Recorded data Block Start

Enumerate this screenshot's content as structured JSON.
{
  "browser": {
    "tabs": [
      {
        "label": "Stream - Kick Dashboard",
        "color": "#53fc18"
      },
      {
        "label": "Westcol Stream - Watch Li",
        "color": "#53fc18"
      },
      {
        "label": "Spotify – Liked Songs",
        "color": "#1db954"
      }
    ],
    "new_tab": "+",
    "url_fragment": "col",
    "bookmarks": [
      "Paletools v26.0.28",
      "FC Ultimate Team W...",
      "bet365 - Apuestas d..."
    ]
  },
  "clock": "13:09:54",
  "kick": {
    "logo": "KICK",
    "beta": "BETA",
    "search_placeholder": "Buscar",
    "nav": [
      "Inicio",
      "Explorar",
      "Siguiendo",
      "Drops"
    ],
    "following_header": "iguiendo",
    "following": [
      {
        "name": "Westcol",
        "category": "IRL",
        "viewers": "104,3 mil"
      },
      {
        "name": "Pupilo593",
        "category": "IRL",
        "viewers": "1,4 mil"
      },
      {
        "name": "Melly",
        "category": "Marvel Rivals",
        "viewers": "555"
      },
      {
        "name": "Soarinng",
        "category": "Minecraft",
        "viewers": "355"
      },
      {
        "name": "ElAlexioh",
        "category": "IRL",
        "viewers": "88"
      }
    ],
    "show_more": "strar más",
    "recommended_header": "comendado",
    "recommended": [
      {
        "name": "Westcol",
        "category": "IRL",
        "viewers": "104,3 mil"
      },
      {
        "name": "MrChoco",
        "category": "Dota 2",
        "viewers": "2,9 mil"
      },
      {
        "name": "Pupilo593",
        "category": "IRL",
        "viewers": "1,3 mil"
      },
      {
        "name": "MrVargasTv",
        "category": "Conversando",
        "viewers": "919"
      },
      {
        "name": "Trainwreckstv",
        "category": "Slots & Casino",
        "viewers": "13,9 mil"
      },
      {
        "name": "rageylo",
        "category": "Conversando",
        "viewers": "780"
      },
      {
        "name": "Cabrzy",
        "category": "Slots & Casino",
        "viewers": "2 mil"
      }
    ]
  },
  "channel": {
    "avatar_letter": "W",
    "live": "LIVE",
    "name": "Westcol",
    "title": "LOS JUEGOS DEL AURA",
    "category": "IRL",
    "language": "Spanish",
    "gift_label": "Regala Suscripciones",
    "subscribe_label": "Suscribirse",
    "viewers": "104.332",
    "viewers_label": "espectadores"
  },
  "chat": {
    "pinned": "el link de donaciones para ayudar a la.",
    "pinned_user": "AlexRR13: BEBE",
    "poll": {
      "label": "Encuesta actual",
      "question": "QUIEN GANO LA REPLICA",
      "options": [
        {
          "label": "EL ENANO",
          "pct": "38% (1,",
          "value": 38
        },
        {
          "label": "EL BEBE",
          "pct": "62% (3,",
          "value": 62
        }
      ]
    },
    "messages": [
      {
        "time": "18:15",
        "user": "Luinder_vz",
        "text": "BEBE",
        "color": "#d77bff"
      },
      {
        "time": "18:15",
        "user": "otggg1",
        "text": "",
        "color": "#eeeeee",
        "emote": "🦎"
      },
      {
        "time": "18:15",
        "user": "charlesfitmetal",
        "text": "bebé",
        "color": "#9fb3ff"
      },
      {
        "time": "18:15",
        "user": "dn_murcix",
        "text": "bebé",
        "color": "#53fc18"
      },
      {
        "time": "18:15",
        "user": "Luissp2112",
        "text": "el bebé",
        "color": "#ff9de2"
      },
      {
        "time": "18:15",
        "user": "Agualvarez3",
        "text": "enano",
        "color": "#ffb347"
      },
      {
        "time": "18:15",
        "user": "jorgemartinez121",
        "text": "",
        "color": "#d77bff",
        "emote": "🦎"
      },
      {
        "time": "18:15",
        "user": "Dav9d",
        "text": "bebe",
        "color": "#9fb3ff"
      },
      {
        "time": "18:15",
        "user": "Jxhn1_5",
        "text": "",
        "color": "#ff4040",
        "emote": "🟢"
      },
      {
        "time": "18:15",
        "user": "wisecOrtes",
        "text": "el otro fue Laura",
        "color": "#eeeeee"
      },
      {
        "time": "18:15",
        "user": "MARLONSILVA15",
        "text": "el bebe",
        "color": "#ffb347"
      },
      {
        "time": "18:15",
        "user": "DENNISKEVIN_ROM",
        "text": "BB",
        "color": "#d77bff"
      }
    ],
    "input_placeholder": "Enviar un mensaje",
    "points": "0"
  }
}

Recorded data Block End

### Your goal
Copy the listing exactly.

### Written response
Enumerate this screenshot's content as structured JSON.
{
  "browser": {
    "tabs": [
      {
        "label": "Stream - Kick Dashboard",
        "color": "#53fc18"
      },
      {
        "label": "Westcol Stream - Watch Li",
        "color": "#53fc18"
      },
      {
        "label": "Spotify – Liked Songs",
        "color": "#1db954"
      }
    ],
    "new_tab": "+",
    "url_fragment": "col",
    "bookmarks": [
      "Paletools v26.0.28",
      "FC Ultimate Team W...",
      "bet365 - Apuestas d..."
    ]
  },
  "clock": "13:09:54",
  "kick": {
    "logo": "KICK",
    "beta": "BETA",
    "search_placeholder": "Buscar",
    "nav": [
      "Inicio",
      "Explorar",
      "Siguiendo",
      "Drops"
    ],
    "following_header": "iguiendo",
    "following": [
      {
        "name": "Westcol",
        "category": "IRL",
        "viewers": "104,3 mil"
      },
      {
        "name": "Pupilo593",
        "category": "IRL",
        "viewers": "1,4 mil"
      },
      {
        "name": "Melly",
        "category": "Marvel Rivals",
        "viewers": "555"
      },
      {
        "name": "Soarinng",
        "category": "Minecraft",
        "viewers": "355"
      },
      {
        "name": "ElAlexioh",
        "category": "IRL",
        "viewers": "88"
      }
    ],
    "show_more": "strar más",
    "recommended_header": "comendado",
    "recommended": [
      {
        "name": "Westcol",
        "category": "IRL",
        "viewers": "104,3 mil"
      },
      {
        "name": "MrChoco",
        "category": "Dota 2",
        "viewers": "2,9 mil"
      },
      {
        "name": "Pupilo593",
        "category": "IRL",
        "viewers": "1,3 mil"
      },
      {
        "name": "MrVargasTv",
        "category": "Conversando",
        "viewers": "919"
      },
      {
        "name": "Trainwreckstv",
        "category": "Slots & Casino",
        "viewers": "13,9 mil"
      },
      {
        "name": "rageylo",
        "category": "Conversando",
        "viewers": "780"
      },
      {
        "name": "Cabrzy",
        "category": "Slots & Casino",
        "viewers": "2 mil"
      }
    ]
  },
  "channel": {
    "avatar_letter": "W",
    "live": "LIVE",
    "name": "Westcol",
    "title": "LOS JUEGOS DEL AURA",
    "category": "IRL",
    "language": "Spanish",
    "gift_label": "Regala Suscripciones",
    "subscribe_label": "Suscribirse",
    "viewers": "104.332",
    "viewers_label": "espectadores"
  },
  "chat": {
    "pinned": "el link de donaciones para ayudar a la.",
    "pinned_user": "AlexRR13: BEBE",
    "poll": {
      "label": "Encuesta actual",
      "question": "QUIEN GANO LA REPLICA",
      "options": [
        {
          "label": "EL ENANO",
          "pct": "38% (1,",
          "value": 38
        },
        {
          "label": "EL BEBE",
          "pct": "62% (3,",
          "value": 62
        }
      ]
    },
    "messages": [
      {
        "time": "18:15",
        "user": "Luinder_vz",
        "text": "BEBE",
        "color": "#d77bff"
      },
      {
        "time": "18:15",
        "user": "otggg1",
        "text": "",
        "color": "#eeeeee",
        "emote": "🦎"
      },
      {
        "time": "18:15",
        "user": "charlesfitmetal",
        "text": "bebé",
        "color": "#9fb3ff"
      },
      {
        "time": "18:15",
        "user": "dn_murcix",
        "text": "bebé",
        "color": "#53fc18"
      },
      {
        "time": "18:15",
        "user": "Luissp2112",
        "text": "el bebé",
        "color": "#ff9de2"
      },
      {
        "time": "18:15",
        "user": "Agualvarez3",
        "text": "enano",
        "color": "#ffb347"
      },
      {
        "time": "18:15",
        "user": "jorgemartinez121",
        "text": "",
        "color": "#d77bff",
        "emote": "🦎"
      },
      {
        "time": "18:15",
        "user": "Dav9d",
        "text": "bebe",
        "color": "#9fb3ff"
      },
      {
        "time": "18:15",
        "user": "Jxhn1_5",
        "text": "",
        "color": "#ff4040",
        "emote": "🟢"
      },
      {
        "time": "18:15",
        "user": "wisecOrtes",
        "text": "el otro fue Laura",
        "color": "#eeeeee"
      },
      {
        "time": "18:15",
        "user": "MARLONSILVA15",
        "text": "el bebe",
        "color": "#ffb347"
      },
      {
        "time": "18:15",
        "user": "DENNISKEVIN_ROM",
        "text": "BB",
        "color": "#d77bff"
      }
    ],
    "input_placeholder": "Enviar un mensaje",
    "points": "0"
  }
}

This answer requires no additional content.